Among new hires in relations to their share in the general state labor force, Whites are greatly overrepresented, Blacks are also overrepresented but to a lesser degree, and Asians have achieved parity. This demonstrates that efforts by the Cuomo Administration to be more inclusive of Blacks and Asians, as well as efforts to maintain White overrepresentation, have been successful but for Latinos. The reasons for this major disparity are open to debate.
Finally, we present the degree of Latino representation on the staffs of individual agencies. There are a large number of state agencies with none or only one Latino on staff (13 of 65). Only five agencies have staffs that are 10 percent or more Latino.

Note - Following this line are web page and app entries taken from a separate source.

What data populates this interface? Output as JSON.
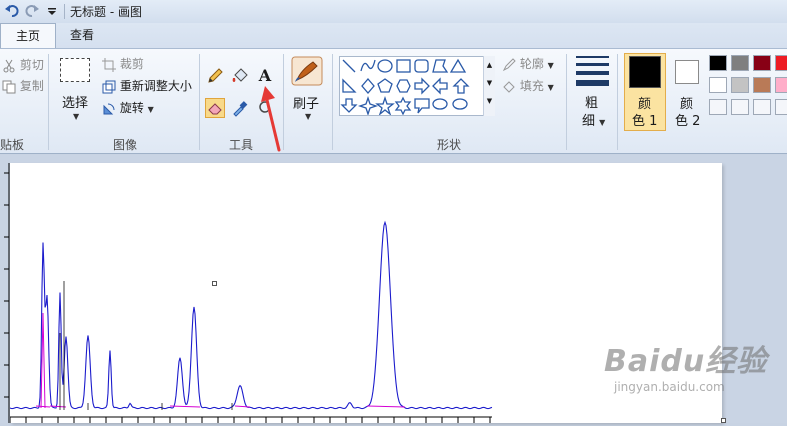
{
  "window": {
    "title": "无标题 - 画图"
  },
  "tabs": [
    {
      "label": "主页",
      "active": true
    },
    {
      "label": "查看",
      "active": false
    }
  ],
  "clipboard": {
    "cut_label": "剪切",
    "copy_label": "复制",
    "group_label": "贴板"
  },
  "image": {
    "select_label": "选择",
    "crop_label": "裁剪",
    "resize_label": "重新调整大小",
    "rotate_label": "旋转",
    "group_label": "图像"
  },
  "tools": {
    "group_label": "工具",
    "text_tool_glyph": "A"
  },
  "brushes": {
    "label": "刷子"
  },
  "shapes": {
    "group_label": "形状",
    "outline_label": "轮廓",
    "fill_label": "填充"
  },
  "size": {
    "label_line1": "粗",
    "label_line2": "细"
  },
  "colors": {
    "color1_line1": "颜",
    "color1_line2": "色 1",
    "color2_line1": "颜",
    "color2_line2": "色 2",
    "color1_value": "#000000",
    "color2_value": "#ffffff",
    "palette_row1": [
      "#000000",
      "#7f7f7f",
      "#880015",
      "#ed1c24"
    ],
    "palette_row2": [
      "#ffffff",
      "#c3c3c3",
      "#b97a57",
      "#ffaec9"
    ]
  },
  "canvas": {
    "chromatogram_trace_color": "#1c1ccc",
    "baseline_color": "#d400d4",
    "axis_color": "#000000"
  },
  "watermark": {
    "brand": "Baidu经验",
    "url": "jingyan.baidu.com"
  },
  "annotation": {
    "arrow_color": "#e53935"
  }
}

"The truth is there are a few among us who are so up Cuomo's ass that they think talking to him in private is the best way." I asked: "You mean begging de rodillas?" (on your knees) The assemblyman responded, "You have a way with words." So, who's to blame? The governor or the submissive Latinos in Albany?
This persistent problem of extreme Latino underrepresentation in New York State government employment seems unique to this community, and it appears that very little is being dome to address this problem. We have discussed elsewhere the importance of public services employment to the Latino community and have tracked this problem since 1982 with the election of Mario Cuomo as Governor. Despite documenting the problem and making numerous recommendations, it has received very little attention from the current Cuomo Administration.

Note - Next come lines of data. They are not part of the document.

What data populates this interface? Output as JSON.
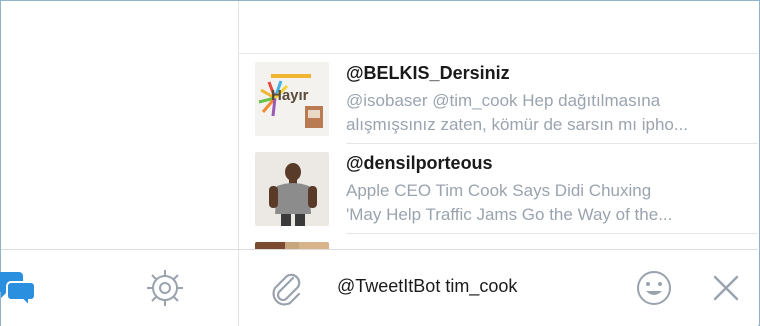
{
  "results": [
    {
      "name": "@BELKIS_Dersiniz",
      "line1": "@isobaser @tim_cook Hep dağıtılmasına",
      "line2": "alışmışsınız zaten, kömür de sarsın mı ipho...",
      "thumb_text": "Hayır"
    },
    {
      "name": "@densilporteous",
      "line1": "Apple CEO Tim Cook Says Didi Chuxing",
      "line2": "'May Help Traffic Jams Go the Way of the..."
    }
  ],
  "compose": {
    "text": "@TweetItBot tim_cook"
  },
  "icons": {
    "chat": "chat-bubbles-icon",
    "settings": "gear-icon",
    "attach": "paperclip-icon",
    "emoji": "emoji-icon",
    "close": "close-icon"
  },
  "colors": {
    "accent": "#2b8fe0",
    "muted_icon": "#9aa3ad",
    "secondary_text": "#9aa4af"
  }
}
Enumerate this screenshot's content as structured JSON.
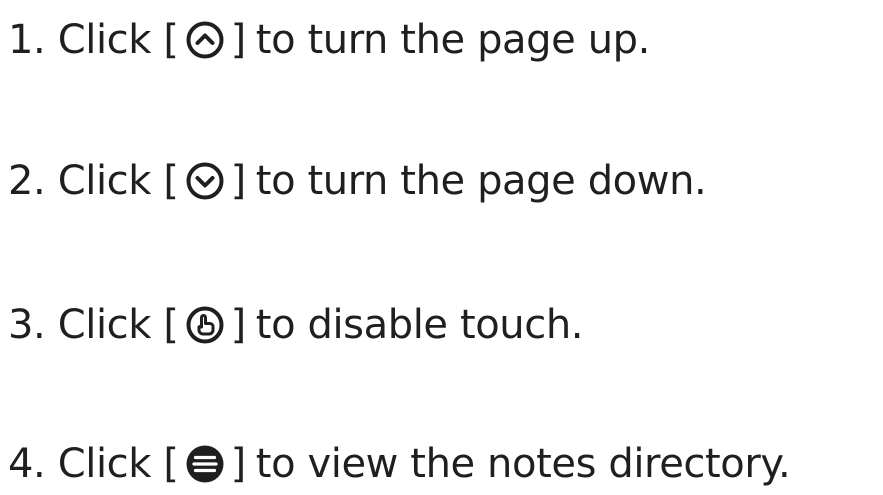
{
  "steps": [
    {
      "number": "1.",
      "verb": "Click",
      "open": "[",
      "close": "]",
      "text": "to turn the page up.",
      "icon": "chevron-up-circle-icon"
    },
    {
      "number": "2.",
      "verb": "Click",
      "open": "[",
      "close": "]",
      "text": "to turn the page down.",
      "icon": "chevron-down-circle-icon"
    },
    {
      "number": "3.",
      "verb": "Click",
      "open": "[",
      "close": "]",
      "text": "to disable touch.",
      "icon": "touch-hand-icon"
    },
    {
      "number": "4.",
      "verb": "Click",
      "open": "[",
      "close": "]",
      "text": "to view the notes directory.",
      "icon": "notes-directory-icon"
    }
  ],
  "colors": {
    "text": "#1f1f1f",
    "icon": "#1f1f1f",
    "background": "#ffffff"
  }
}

As an example of this neglect, last week it was revealed in the media that of 108 nominations for state government appointments submitted by NYS Governor Andrew Cuomo to the State Senate, only 5 (4.6 percent) were Latinos. State Senator Ruben Diaz, Sr. of the Bronx reacted as follows: ". . . Some people might think that this could be racial and ethnic discrimination against a group that has always been very supportive of the Governor." Besides the tiny number of Latino nominees, two of the five recycled Latino appointments --- Secretary of State Rossana Rosado, who was appointed to the Port Authority Board; and former Secretary of State Cesar Perales appointed as the only Latino on the SUNY Board of Trustees. Fernando Ferrer was nominated for reappointment to the MTA Board, of which he was Acting Chair until yesterday when he was replaced by Joe Lohta. This approach to Latino appointments by Governor Cuomo amounts to little more than window dressing, a minimal effort to give the impression of being inclusive.

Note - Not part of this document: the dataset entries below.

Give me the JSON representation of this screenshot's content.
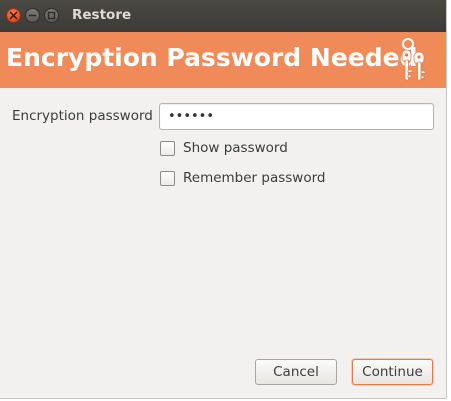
{
  "window": {
    "title": "Restore",
    "controls": {
      "close": "close-icon",
      "minimize": "minimize-icon",
      "maximize": "maximize-icon"
    }
  },
  "banner": {
    "title": "Encryption Password Needed",
    "icon": "keys-icon",
    "color": "#f08a59"
  },
  "form": {
    "password_label": "Encryption password",
    "password_value": "••••••",
    "show_password_label": "Show password",
    "show_password_checked": false,
    "remember_password_label": "Remember password",
    "remember_password_checked": false
  },
  "buttons": {
    "cancel_label": "Cancel",
    "continue_label": "Continue"
  }
}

A week ago, the Governor announced the appointment of a Puerto Rican, Havidan Rodriguez, as President of the State University of New York at Albany, the first Latino to head a senior college in the state system. While SUNY-Albany has a respectable Latino student enrollment of 15 percent, the SUNY system as a whole only has a 12 percent Latino student enrollment, and Latinos make up less than 3 percent of leadership positions within their faculty and staff. He is joined by Cesar Perales as the only Latino to serve as a SUNY Trustee.
It is difficult to believe that it is 2017 and the Cuomo Administration continues to essentially exclude and marginalize Latinos from his government's workforce at all levels. Among his top level appointments as well, Latinos are few and far between, and even the appointment of a Puerto Rican to head one of the state's senior colleges id heralded as progress, it is notable that this is the first such an appointment of a Latino in the state university system.
While Governor Cuomo needs to be held more accountable for this failure to more fairly include Latinos, the problem arises as to who is supposed to hold him accountable. It is clear that this should be the major role of the 6 Latino State Senators and 10 State Assemblymembers. However, these Latino state legislators have apparently not been up to the task and have, as a consequence, become complicit in the state's and Governor Cuomo's employment discrimination against the community they were elected to represent.